- [Your instructions] Only the lines holding "calendar" are wanted here; copy each from the listing.

- [Data to examine]
+--

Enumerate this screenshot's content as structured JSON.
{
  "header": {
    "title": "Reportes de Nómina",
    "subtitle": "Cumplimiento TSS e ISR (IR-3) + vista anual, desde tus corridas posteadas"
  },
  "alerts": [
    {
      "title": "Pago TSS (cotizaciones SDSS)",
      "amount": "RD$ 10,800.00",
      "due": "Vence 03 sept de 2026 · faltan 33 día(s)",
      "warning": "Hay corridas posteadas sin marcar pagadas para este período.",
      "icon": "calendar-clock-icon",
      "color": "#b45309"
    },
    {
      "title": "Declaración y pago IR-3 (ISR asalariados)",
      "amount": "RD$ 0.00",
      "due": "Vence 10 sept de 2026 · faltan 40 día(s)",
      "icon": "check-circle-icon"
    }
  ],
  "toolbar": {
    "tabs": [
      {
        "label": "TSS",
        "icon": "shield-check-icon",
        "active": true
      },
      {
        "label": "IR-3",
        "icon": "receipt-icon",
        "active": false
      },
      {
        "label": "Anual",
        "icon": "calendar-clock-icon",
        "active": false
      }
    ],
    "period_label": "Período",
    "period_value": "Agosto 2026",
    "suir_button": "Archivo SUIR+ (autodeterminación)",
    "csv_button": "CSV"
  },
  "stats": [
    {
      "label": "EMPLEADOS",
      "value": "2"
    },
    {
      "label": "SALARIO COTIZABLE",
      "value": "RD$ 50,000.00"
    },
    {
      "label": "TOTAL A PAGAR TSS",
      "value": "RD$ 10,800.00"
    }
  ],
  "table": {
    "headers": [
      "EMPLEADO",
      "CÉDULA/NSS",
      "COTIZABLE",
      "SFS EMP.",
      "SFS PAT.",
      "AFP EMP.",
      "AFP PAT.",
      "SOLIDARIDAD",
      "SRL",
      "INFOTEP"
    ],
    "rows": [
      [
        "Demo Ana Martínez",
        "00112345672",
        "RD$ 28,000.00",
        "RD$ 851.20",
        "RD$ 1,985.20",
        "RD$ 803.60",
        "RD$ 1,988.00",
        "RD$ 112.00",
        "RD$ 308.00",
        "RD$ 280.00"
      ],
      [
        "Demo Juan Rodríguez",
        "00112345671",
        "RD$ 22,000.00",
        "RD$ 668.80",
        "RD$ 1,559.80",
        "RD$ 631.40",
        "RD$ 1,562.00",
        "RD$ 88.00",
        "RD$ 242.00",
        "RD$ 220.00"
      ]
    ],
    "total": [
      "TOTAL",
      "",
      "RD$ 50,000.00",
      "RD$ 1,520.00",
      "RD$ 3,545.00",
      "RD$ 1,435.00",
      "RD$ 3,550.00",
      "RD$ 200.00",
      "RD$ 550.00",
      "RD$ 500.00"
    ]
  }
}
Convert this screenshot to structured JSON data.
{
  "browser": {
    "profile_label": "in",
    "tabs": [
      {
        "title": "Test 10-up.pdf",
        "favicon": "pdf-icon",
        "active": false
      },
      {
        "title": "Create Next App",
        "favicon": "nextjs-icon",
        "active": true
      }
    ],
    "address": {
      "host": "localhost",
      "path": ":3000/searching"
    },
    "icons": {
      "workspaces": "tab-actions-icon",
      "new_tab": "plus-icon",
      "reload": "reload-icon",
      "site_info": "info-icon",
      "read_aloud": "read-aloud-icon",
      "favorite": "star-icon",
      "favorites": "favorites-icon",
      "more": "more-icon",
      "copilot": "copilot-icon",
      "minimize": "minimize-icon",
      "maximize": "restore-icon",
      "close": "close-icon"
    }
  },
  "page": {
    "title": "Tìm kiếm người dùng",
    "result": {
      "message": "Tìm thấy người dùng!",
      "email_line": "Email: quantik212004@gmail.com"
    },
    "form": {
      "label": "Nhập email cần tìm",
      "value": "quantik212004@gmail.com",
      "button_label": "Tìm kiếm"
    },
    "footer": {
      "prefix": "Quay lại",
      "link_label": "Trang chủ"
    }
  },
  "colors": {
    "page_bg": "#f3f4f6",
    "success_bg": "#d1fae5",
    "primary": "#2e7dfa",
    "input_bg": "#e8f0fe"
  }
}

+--

- [Result for this task]
      "icon": "calendar-clock-icon",
        "icon": "calendar-clock-icon",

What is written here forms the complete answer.